**Component data from apps and pages**
========
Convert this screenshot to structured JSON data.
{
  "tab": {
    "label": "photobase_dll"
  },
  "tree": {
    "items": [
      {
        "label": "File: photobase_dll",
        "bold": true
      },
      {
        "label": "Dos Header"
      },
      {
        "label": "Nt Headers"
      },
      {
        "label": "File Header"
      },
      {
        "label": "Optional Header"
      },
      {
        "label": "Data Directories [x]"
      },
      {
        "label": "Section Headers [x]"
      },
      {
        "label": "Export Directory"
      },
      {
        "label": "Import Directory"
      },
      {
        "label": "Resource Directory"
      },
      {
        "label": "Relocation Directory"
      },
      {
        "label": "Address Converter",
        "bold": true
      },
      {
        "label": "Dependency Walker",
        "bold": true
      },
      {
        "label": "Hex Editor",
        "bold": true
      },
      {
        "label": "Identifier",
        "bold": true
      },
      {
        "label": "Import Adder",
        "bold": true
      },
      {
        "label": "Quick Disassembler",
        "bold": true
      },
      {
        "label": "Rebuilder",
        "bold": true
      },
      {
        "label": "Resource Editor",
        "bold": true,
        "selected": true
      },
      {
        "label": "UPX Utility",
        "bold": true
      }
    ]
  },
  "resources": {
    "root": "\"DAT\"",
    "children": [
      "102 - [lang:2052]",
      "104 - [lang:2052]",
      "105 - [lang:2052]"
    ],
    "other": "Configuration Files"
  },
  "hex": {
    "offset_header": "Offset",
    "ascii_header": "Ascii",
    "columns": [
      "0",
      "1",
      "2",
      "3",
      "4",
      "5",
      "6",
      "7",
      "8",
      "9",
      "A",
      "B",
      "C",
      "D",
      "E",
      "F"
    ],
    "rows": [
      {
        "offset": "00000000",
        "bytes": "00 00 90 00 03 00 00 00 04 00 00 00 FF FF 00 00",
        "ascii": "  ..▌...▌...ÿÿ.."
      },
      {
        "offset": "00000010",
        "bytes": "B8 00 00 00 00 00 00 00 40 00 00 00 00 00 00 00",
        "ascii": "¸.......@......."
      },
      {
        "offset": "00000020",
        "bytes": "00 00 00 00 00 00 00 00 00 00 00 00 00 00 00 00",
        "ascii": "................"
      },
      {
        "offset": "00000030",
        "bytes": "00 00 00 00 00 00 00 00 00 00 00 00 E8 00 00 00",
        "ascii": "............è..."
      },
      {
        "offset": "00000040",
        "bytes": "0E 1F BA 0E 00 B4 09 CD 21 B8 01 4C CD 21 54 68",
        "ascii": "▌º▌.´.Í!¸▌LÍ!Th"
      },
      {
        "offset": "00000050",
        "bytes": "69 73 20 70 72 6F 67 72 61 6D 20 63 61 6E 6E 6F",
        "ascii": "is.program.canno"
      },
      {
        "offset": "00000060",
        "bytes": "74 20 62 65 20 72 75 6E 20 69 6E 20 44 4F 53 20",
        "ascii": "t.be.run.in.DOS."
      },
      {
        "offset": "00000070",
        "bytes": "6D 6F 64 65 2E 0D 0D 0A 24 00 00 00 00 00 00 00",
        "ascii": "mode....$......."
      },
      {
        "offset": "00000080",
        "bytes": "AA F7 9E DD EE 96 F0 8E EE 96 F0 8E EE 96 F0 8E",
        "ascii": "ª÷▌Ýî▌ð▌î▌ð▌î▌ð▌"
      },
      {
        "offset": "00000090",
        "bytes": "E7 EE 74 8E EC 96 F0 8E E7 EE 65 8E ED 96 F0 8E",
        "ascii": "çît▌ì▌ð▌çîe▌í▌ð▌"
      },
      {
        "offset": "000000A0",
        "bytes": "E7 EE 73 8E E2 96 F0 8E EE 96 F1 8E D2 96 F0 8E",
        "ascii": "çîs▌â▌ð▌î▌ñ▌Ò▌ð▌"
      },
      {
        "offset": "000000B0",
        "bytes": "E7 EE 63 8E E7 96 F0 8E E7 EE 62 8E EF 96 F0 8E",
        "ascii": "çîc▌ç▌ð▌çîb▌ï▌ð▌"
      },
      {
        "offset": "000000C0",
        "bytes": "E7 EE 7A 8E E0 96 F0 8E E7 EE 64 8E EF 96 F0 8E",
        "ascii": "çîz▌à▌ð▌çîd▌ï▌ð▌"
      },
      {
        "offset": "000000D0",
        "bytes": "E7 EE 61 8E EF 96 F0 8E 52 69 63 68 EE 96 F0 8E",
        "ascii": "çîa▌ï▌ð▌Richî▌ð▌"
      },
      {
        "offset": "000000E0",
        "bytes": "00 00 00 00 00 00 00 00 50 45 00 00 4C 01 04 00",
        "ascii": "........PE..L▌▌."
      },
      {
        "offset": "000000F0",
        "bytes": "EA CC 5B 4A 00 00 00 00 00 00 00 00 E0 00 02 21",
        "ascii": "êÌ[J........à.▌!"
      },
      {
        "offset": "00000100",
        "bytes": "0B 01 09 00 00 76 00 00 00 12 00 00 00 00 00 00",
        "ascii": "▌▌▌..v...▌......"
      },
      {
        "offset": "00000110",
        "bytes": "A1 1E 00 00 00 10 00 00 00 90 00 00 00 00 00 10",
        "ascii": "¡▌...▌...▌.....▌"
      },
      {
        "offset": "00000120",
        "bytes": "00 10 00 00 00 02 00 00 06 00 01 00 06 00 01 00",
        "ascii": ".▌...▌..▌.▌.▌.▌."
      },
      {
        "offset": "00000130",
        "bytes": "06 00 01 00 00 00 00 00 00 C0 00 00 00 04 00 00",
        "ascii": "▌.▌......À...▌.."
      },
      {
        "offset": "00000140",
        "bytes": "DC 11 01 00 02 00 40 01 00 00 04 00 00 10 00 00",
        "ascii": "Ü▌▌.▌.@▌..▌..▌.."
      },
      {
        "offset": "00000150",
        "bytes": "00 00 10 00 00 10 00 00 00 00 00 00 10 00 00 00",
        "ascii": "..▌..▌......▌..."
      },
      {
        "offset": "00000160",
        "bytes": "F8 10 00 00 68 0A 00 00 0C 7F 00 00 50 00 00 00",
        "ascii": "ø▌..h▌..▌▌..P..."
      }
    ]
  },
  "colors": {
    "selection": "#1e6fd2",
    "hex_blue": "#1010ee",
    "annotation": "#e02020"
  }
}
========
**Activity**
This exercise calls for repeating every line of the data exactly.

**Response to this exercise**
Convert this screenshot to structured JSON data.
{
  "tab": {
    "label": "photobase_dll"
  },
  "tree": {
    "items": [
      {
        "label": "File: photobase_dll",
        "bold": true
      },
      {
        "label": "Dos Header"
      },
      {
        "label": "Nt Headers"
      },
      {
        "label": "File Header"
      },
      {
        "label": "Optional Header"
      },
      {
        "label": "Data Directories [x]"
      },
      {
        "label": "Section Headers [x]"
      },
      {
        "label": "Export Directory"
      },
      {
        "label": "Import Directory"
      },
      {
        "label": "Resource Directory"
      },
      {
        "label": "Relocation Directory"
      },
      {
        "label": "Address Converter",
        "bold": true
      },
      {
        "label": "Dependency Walker",
        "bold": true
      },
      {
        "label": "Hex Editor",
        "bold": true
      },
      {
        "label": "Identifier",
        "bold": true
      },
      {
        "label": "Import Adder",
        "bold": true
      },
      {
        "label": "Quick Disassembler",
        "bold": true
      },
      {
        "label": "Rebuilder",
        "bold": true
      },
      {
        "label": "Resource Editor",
        "bold": true,
        "selected": true
      },
      {
        "label": "UPX Utility",
        "bold": true
      }
    ]
  },
  "resources": {
    "root": "\"DAT\"",
    "children": [
      "102 - [lang:2052]",
      "104 - [lang:2052]",
      "105 - [lang:2052]"
    ],
    "other": "Configuration Files"
  },
  "hex": {
    "offset_header": "Offset",
    "ascii_header": "Ascii",
    "columns": [
      "0",
      "1",
      "2",
      "3",
      "4",
      "5",
      "6",
      "7",
      "8",
      "9",
      "A",
      "B",
      "C",
      "D",
      "E",
      "F"
    ],
    "rows": [
      {
        "offset": "00000000",
        "bytes": "00 00 90 00 03 00 00 00 04 00 00 00 FF FF 00 00",
        "ascii": "  ..▌...▌...ÿÿ.."
      },
      {
        "offset": "00000010",
        "bytes": "B8 00 00 00 00 00 00 00 40 00 00 00 00 00 00 00",
        "ascii": "¸.......@......."
      },
      {
        "offset": "00000020",
        "bytes": "00 00 00 00 00 00 00 00 00 00 00 00 00 00 00 00",
        "ascii": "................"
      },
      {
        "offset": "00000030",
        "bytes": "00 00 00 00 00 00 00 00 00 00 00 00 E8 00 00 00",
        "ascii": "............è..."
      },
      {
        "offset": "00000040",
        "bytes": "0E 1F BA 0E 00 B4 09 CD 21 B8 01 4C CD 21 54 68",
        "ascii": "▌º▌.´.Í!¸▌LÍ!Th"
      },
      {
        "offset": "00000050",
        "bytes": "69 73 20 70 72 6F 67 72 61 6D 20 63 61 6E 6E 6F",
        "ascii": "is.program.canno"
      },
      {
        "offset": "00000060",
        "bytes": "74 20 62 65 20 72 75 6E 20 69 6E 20 44 4F 53 20",
        "ascii": "t.be.run.in.DOS."
      },
      {
        "offset": "00000070",
        "bytes": "6D 6F 64 65 2E 0D 0D 0A 24 00 00 00 00 00 00 00",
        "ascii": "mode....$......."
      },
      {
        "offset": "00000080",
        "bytes": "AA F7 9E DD EE 96 F0 8E EE 96 F0 8E EE 96 F0 8E",
        "ascii": "ª÷▌Ýî▌ð▌î▌ð▌î▌ð▌"
      },
      {
        "offset": "00000090",
        "bytes": "E7 EE 74 8E EC 96 F0 8E E7 EE 65 8E ED 96 F0 8E",
        "ascii": "çît▌ì▌ð▌çîe▌í▌ð▌"
      },
      {
        "offset": "000000A0",
        "bytes": "E7 EE 73 8E E2 96 F0 8E EE 96 F1 8E D2 96 F0 8E",
        "ascii": "çîs▌â▌ð▌î▌ñ▌Ò▌ð▌"
      },
      {
        "offset": "000000B0",
        "bytes": "E7 EE 63 8E E7 96 F0 8E E7 EE 62 8E EF 96 F0 8E",
        "ascii": "çîc▌ç▌ð▌çîb▌ï▌ð▌"
      },
      {
        "offset": "000000C0",
        "bytes": "E7 EE 7A 8E E0 96 F0 8E E7 EE 64 8E EF 96 F0 8E",
        "ascii": "çîz▌à▌ð▌çîd▌ï▌ð▌"
      },
      {
        "offset": "000000D0",
        "bytes": "E7 EE 61 8E EF 96 F0 8E 52 69 63 68 EE 96 F0 8E",
        "ascii": "çîa▌ï▌ð▌Richî▌ð▌"
      },
      {
        "offset": "000000E0",
        "bytes": "00 00 00 00 00 00 00 00 50 45 00 00 4C 01 04 00",
        "ascii": "........PE..L▌▌."
      },
      {
        "offset": "000000F0",
        "bytes": "EA CC 5B 4A 00 00 00 00 00 00 00 00 E0 00 02 21",
        "ascii": "êÌ[J........à.▌!"
      },
      {
        "offset": "00000100",
        "bytes": "0B 01 09 00 00 76 00 00 00 12 00 00 00 00 00 00",
        "ascii": "▌▌▌..v...▌......"
      },
      {
        "offset": "00000110",
        "bytes": "A1 1E 00 00 00 10 00 00 00 90 00 00 00 00 00 10",
        "ascii": "¡▌...▌...▌.....▌"
      },
      {
        "offset": "00000120",
        "bytes": "00 10 00 00 00 02 00 00 06 00 01 00 06 00 01 00",
        "ascii": ".▌...▌..▌.▌.▌.▌."
      },
      {
        "offset": "00000130",
        "bytes": "06 00 01 00 00 00 00 00 00 C0 00 00 00 04 00 00",
        "ascii": "▌.▌......À...▌.."
      },
      {
        "offset": "00000140",
        "bytes": "DC 11 01 00 02 00 40 01 00 00 04 00 00 10 00 00",
        "ascii": "Ü▌▌.▌.@▌..▌..▌.."
      },
      {
        "offset": "00000150",
        "bytes": "00 00 10 00 00 10 00 00 00 00 00 00 10 00 00 00",
        "ascii": "..▌..▌......▌..."
      },
      {
        "offset": "00000160",
        "bytes": "F8 10 00 00 68 0A 00 00 0C 7F 00 00 50 00 00 00",
        "ascii": "ø▌..h▌..▌▌..P..."
      }
    ]
  },
  "colors": {
    "selection": "#1e6fd2",
    "hex_blue": "#1010ee",
    "annotation": "#e02020"
  }
}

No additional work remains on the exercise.